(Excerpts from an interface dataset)
%%

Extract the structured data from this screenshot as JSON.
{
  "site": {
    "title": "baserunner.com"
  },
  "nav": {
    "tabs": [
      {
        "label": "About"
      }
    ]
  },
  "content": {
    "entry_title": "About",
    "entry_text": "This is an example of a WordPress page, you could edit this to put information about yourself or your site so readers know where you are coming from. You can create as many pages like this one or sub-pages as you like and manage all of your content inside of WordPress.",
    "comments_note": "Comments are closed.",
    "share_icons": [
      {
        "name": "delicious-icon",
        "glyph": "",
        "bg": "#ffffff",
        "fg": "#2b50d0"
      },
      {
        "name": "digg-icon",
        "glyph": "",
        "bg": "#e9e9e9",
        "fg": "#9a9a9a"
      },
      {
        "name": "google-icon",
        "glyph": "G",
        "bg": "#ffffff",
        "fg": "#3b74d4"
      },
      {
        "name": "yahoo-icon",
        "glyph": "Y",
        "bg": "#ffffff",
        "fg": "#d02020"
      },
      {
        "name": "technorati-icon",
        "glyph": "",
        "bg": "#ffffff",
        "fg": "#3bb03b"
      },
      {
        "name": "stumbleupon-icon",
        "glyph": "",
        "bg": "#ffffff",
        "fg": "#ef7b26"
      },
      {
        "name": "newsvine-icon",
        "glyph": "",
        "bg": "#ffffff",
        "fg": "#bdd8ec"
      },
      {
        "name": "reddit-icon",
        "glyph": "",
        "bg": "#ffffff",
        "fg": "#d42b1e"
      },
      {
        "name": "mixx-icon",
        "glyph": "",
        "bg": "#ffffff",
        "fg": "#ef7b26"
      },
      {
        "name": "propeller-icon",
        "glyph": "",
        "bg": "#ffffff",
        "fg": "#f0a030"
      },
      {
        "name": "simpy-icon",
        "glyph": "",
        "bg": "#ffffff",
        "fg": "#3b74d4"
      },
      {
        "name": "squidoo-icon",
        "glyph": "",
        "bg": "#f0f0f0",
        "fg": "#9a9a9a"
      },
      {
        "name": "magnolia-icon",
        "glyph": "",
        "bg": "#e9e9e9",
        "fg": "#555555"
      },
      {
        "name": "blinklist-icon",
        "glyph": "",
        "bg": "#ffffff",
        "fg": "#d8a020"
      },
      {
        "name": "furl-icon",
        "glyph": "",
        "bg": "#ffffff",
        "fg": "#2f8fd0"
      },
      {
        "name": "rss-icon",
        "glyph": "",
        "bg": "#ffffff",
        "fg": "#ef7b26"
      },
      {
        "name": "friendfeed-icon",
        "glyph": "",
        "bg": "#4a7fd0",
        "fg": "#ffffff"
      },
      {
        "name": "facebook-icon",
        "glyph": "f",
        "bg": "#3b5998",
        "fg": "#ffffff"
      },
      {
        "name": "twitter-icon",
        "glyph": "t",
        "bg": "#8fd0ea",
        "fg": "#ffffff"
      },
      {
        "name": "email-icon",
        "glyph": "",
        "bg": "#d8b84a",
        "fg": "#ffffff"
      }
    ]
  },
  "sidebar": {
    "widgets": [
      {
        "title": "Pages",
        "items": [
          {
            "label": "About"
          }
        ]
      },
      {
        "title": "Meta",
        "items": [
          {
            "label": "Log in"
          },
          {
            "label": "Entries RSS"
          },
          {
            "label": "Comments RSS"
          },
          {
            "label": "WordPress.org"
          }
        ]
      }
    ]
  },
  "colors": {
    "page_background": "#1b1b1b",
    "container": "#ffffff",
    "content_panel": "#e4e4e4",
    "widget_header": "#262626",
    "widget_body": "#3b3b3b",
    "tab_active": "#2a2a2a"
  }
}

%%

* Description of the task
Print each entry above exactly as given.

* Response box
Extract the structured data from this screenshot as JSON.
{
  "site": {
    "title": "baserunner.com"
  },
  "nav": {
    "tabs": [
      {
        "label": "About"
      }
    ]
  },
  "content": {
    "entry_title": "About",
    "entry_text": "This is an example of a WordPress page, you could edit this to put information about yourself or your site so readers know where you are coming from. You can create as many pages like this one or sub-pages as you like and manage all of your content inside of WordPress.",
    "comments_note": "Comments are closed.",
    "share_icons": [
      {
        "name": "delicious-icon",
        "glyph": "",
        "bg": "#ffffff",
        "fg": "#2b50d0"
      },
      {
        "name": "digg-icon",
        "glyph": "",
        "bg": "#e9e9e9",
        "fg": "#9a9a9a"
      },
      {
        "name": "google-icon",
        "glyph": "G",
        "bg": "#ffffff",
        "fg": "#3b74d4"
      },
      {
        "name": "yahoo-icon",
        "glyph": "Y",
        "bg": "#ffffff",
        "fg": "#d02020"
      },
      {
        "name": "technorati-icon",
        "glyph": "",
        "bg": "#ffffff",
        "fg": "#3bb03b"
      },
      {
        "name": "stumbleupon-icon",
        "glyph": "",
        "bg": "#ffffff",
        "fg": "#ef7b26"
      },
      {
        "name": "newsvine-icon",
        "glyph": "",
        "bg": "#ffffff",
        "fg": "#bdd8ec"
      },
      {
        "name": "reddit-icon",
        "glyph": "",
        "bg": "#ffffff",
        "fg": "#d42b1e"
      },
      {
        "name": "mixx-icon",
        "glyph": "",
        "bg": "#ffffff",
        "fg": "#ef7b26"
      },
      {
        "name": "propeller-icon",
        "glyph": "",
        "bg": "#ffffff",
        "fg": "#f0a030"
      },
      {
        "name": "simpy-icon",
        "glyph": "",
        "bg": "#ffffff",
        "fg": "#3b74d4"
      },
      {
        "name": "squidoo-icon",
        "glyph": "",
        "bg": "#f0f0f0",
        "fg": "#9a9a9a"
      },
      {
        "name": "magnolia-icon",
        "glyph": "",
        "bg": "#e9e9e9",
        "fg": "#555555"
      },
      {
        "name": "blinklist-icon",
        "glyph": "",
        "bg": "#ffffff",
        "fg": "#d8a020"
      },
      {
        "name": "furl-icon",
        "glyph": "",
        "bg": "#ffffff",
        "fg": "#2f8fd0"
      },
      {
        "name": "rss-icon",
        "glyph": "",
        "bg": "#ffffff",
        "fg": "#ef7b26"
      },
      {
        "name": "friendfeed-icon",
        "glyph": "",
        "bg": "#4a7fd0",
        "fg": "#ffffff"
      },
      {
        "name": "facebook-icon",
        "glyph": "f",
        "bg": "#3b5998",
        "fg": "#ffffff"
      },
      {
        "name": "twitter-icon",
        "glyph": "t",
        "bg": "#8fd0ea",
        "fg": "#ffffff"
      },
      {
        "name": "email-icon",
        "glyph": "",
        "bg": "#d8b84a",
        "fg": "#ffffff"
      }
    ]
  },
  "sidebar": {
    "widgets": [
      {
        "title": "Pages",
        "items": [
          {
            "label": "About"
          }
        ]
      },
      {
        "title": "Meta",
        "items": [
          {
            "label": "Log in"
          },
          {
            "label": "Entries RSS"
          },
          {
            "label": "Comments RSS"
          },
          {
            "label": "WordPress.org"
          }
        ]
      }
    ]
  },
  "colors": {
    "page_background": "#1b1b1b",
    "container": "#ffffff",
    "content_panel": "#e4e4e4",
    "widget_header": "#262626",
    "widget_body": "#3b3b3b",
    "tab_active": "#2a2a2a"
  }
}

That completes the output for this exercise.